The PlayStation Classic uses the open source PCSX ReARMed emulator to run its games.
PCSX ReARMed is an ARM-compatible fork of the PCSX Reloaded emulator, which itself is a form of the PCSX emulator that ceased development in 2003.
Barring the seemingly minimal modifications Sony made to run the emulator on the PlayStation Classic, this is a nearly four-year-old emulator with almost all options and features stripped out.
PCSX and its forks are very stable emulators with wide compatibility, but the use of open source and the barebones implementation of the emulator feel like Sony didn't put nearly as much effort into the PlayStation Classic's software as it did its physical design.
On the bright side, the use of an open source emulator almost certainly ensures that modders will be able to eventually load their own PlayStation ROMs onto the system, as they've done with the NES and SNES Classic.
Of course, the process of acquiring those ROMs and implementing the modifications to use them has its own technical and legal hurdles, and is certainly not supported by Sony.
Not Quite a Classic
The Sony PlayStation Classic could have been another must-have nostalgia game system, celebrating the fifth console generation as faithfully as the NES Classic celebrates the third and the SNES Classic celebrates the fourth.
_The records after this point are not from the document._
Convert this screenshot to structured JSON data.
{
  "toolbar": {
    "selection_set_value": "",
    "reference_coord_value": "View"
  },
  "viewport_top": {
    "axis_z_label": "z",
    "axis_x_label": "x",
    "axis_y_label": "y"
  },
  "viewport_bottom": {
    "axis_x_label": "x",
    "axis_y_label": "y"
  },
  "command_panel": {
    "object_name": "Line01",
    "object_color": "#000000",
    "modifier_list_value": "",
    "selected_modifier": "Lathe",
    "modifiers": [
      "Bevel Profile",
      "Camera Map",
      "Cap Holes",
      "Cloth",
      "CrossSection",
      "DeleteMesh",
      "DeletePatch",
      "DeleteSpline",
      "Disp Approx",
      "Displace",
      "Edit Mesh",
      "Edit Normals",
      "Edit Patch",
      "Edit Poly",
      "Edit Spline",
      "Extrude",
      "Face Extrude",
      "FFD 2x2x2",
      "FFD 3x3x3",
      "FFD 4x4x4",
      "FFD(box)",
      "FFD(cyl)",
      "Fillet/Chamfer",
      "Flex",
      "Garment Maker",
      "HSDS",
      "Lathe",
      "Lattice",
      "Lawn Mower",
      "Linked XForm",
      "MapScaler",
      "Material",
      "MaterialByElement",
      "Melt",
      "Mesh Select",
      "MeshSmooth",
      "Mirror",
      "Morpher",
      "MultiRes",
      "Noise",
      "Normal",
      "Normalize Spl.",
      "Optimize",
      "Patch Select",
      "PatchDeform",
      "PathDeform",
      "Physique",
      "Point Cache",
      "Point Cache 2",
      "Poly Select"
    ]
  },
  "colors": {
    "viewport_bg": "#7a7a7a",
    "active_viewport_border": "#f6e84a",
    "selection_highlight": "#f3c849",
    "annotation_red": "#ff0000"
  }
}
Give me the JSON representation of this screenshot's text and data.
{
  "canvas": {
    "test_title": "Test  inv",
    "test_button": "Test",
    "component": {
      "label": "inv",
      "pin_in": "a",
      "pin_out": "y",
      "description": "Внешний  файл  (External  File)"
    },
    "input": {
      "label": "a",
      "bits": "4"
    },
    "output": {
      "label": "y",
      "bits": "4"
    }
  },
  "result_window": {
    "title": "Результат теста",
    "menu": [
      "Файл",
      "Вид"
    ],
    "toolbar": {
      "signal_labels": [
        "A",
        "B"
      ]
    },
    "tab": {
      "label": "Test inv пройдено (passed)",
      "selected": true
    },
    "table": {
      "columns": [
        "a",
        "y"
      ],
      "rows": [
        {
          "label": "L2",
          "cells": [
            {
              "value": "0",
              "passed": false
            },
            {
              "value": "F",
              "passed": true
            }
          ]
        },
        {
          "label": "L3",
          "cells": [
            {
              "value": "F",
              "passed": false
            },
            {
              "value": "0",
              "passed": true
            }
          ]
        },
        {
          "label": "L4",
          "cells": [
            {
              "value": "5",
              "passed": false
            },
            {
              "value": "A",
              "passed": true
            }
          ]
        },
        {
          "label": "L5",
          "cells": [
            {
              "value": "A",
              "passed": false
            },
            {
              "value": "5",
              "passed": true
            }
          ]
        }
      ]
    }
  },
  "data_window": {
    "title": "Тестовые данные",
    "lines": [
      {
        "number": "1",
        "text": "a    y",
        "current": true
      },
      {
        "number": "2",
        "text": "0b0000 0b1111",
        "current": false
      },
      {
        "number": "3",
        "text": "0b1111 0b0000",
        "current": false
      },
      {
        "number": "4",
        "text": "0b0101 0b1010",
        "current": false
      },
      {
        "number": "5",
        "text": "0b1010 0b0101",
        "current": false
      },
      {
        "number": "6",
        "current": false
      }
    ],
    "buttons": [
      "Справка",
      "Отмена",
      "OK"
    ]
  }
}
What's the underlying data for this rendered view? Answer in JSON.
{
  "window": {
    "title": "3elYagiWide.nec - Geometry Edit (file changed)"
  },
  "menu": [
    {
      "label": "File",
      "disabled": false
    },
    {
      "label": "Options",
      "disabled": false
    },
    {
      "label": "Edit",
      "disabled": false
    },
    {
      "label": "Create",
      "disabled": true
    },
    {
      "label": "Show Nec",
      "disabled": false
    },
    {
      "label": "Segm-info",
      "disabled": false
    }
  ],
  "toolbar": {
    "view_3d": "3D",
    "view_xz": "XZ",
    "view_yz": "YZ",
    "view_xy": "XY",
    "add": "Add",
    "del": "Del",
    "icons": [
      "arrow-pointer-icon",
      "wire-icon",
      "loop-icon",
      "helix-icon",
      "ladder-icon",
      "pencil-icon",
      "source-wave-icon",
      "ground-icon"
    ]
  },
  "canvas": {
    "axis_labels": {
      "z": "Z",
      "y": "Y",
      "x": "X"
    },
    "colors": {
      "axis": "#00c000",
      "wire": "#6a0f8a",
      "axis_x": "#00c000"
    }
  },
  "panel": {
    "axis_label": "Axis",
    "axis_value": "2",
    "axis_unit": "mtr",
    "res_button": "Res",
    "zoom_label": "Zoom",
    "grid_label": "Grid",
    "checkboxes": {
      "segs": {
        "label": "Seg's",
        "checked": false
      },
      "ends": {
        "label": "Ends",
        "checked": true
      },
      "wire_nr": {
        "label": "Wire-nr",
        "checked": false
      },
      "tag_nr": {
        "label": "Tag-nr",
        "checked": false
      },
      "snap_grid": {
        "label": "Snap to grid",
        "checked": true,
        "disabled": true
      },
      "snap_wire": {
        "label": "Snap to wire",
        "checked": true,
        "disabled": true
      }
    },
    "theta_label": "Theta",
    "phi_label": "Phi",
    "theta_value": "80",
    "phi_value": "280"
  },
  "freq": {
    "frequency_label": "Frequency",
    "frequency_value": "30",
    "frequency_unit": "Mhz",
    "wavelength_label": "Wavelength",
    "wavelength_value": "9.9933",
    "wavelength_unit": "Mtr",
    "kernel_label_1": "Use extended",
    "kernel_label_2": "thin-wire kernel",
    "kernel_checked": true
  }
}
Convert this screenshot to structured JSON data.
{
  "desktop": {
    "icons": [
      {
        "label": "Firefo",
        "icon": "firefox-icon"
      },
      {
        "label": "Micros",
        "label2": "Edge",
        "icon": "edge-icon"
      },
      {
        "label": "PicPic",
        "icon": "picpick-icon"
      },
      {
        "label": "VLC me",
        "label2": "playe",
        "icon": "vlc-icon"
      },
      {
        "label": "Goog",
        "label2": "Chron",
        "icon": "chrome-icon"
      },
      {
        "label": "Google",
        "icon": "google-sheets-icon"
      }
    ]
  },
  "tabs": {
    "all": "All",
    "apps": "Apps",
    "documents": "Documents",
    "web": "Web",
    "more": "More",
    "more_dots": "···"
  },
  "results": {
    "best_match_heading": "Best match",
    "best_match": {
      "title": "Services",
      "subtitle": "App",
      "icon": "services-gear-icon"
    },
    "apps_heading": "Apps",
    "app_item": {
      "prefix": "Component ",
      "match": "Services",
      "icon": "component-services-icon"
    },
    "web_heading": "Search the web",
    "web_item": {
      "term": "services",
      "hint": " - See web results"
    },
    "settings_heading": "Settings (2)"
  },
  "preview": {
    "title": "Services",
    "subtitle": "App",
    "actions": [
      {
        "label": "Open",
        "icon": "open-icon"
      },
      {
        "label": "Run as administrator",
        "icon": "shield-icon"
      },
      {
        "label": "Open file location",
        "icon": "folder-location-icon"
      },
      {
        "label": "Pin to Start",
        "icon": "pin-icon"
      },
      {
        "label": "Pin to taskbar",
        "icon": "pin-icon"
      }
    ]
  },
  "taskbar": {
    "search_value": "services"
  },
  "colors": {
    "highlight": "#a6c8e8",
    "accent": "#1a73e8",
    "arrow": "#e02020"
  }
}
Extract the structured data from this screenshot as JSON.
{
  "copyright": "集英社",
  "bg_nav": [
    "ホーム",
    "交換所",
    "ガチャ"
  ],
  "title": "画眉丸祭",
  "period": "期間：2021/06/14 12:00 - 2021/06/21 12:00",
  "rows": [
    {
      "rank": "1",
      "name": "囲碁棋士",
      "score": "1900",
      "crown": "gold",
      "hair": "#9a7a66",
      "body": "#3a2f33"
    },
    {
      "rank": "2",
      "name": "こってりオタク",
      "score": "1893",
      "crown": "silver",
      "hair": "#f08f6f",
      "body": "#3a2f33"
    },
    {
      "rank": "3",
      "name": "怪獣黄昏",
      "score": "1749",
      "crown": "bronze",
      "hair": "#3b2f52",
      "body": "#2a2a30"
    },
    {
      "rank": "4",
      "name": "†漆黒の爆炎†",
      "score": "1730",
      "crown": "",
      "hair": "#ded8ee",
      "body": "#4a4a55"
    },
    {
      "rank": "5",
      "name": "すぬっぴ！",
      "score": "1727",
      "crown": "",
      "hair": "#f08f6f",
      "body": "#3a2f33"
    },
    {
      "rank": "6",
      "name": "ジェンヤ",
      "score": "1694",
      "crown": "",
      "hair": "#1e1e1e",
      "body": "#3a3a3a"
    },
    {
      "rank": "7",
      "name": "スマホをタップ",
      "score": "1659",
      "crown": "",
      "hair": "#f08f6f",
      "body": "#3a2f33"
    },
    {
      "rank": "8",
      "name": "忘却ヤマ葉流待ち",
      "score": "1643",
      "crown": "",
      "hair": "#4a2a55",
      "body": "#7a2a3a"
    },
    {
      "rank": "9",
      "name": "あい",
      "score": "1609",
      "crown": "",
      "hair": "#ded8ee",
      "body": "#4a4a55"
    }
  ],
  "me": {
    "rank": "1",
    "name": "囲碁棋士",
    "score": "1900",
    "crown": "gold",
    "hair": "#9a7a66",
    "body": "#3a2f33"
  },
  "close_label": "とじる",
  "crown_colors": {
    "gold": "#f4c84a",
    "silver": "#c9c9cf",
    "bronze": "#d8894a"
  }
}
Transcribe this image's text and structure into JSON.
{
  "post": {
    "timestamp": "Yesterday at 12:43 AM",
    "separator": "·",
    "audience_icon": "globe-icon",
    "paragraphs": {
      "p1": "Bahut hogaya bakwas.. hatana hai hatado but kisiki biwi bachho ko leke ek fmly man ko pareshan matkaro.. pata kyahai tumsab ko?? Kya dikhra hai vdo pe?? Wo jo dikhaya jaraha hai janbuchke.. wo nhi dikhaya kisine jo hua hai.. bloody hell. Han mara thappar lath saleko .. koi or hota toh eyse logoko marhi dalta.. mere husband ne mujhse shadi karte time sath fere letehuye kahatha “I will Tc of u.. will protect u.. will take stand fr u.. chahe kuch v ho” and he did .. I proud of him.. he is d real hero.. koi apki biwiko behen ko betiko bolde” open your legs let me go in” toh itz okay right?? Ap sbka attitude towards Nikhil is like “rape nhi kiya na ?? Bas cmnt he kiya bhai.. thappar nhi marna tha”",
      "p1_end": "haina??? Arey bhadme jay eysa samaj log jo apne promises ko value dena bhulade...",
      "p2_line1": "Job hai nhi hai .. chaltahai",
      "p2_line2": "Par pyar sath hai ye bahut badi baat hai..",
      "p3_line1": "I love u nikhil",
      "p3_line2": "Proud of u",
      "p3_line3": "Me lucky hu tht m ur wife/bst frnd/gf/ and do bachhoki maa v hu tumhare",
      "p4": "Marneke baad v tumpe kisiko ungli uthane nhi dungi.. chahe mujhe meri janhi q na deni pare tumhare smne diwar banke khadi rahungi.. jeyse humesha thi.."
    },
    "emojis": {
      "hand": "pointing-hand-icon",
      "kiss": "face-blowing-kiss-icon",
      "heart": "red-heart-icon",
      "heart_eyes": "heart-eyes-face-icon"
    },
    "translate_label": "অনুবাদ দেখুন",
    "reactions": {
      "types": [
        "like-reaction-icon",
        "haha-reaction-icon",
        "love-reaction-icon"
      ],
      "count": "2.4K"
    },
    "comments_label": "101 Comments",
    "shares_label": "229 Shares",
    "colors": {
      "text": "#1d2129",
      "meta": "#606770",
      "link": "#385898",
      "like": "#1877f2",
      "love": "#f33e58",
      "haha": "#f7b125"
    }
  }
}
Unfortunately, Sony made too many bizarre and disappointing choices with the system for it to feel worthwhile to die-hard fans.
The three biggest games (Final Fantasy VII, Metal Gear Solid, and Resident Evil) already have ports, remasters, or remakes that look better than they do on the PlayStation Classic.
The other games depend on taste, and the full list has too many major holes to be considered a faithful compilation of classic PlayStation titles.
Add a lazy presentation that makes almost no effort to make these early 3D games look better than they did at 480i 20 years ago, and pre-DualShock controllers that make several of the games on the system feel worse to play than they should, and you have a miniature PlayStation that looks good, but only until you turn it on.
Sony could have done so much more here with just a little extra effort put into the emulation code and presentation, and a little more thought put into the game list.
To be clear, the PlayStation Classic isn't a bad retro game system.
But considering the original PlayStation's legacy, it's a disappointing one.
The Bottom Line
A strange selection of games and muddy upscaling keep the PlayStation Classic mini retro game system from doing Sony's first console justice.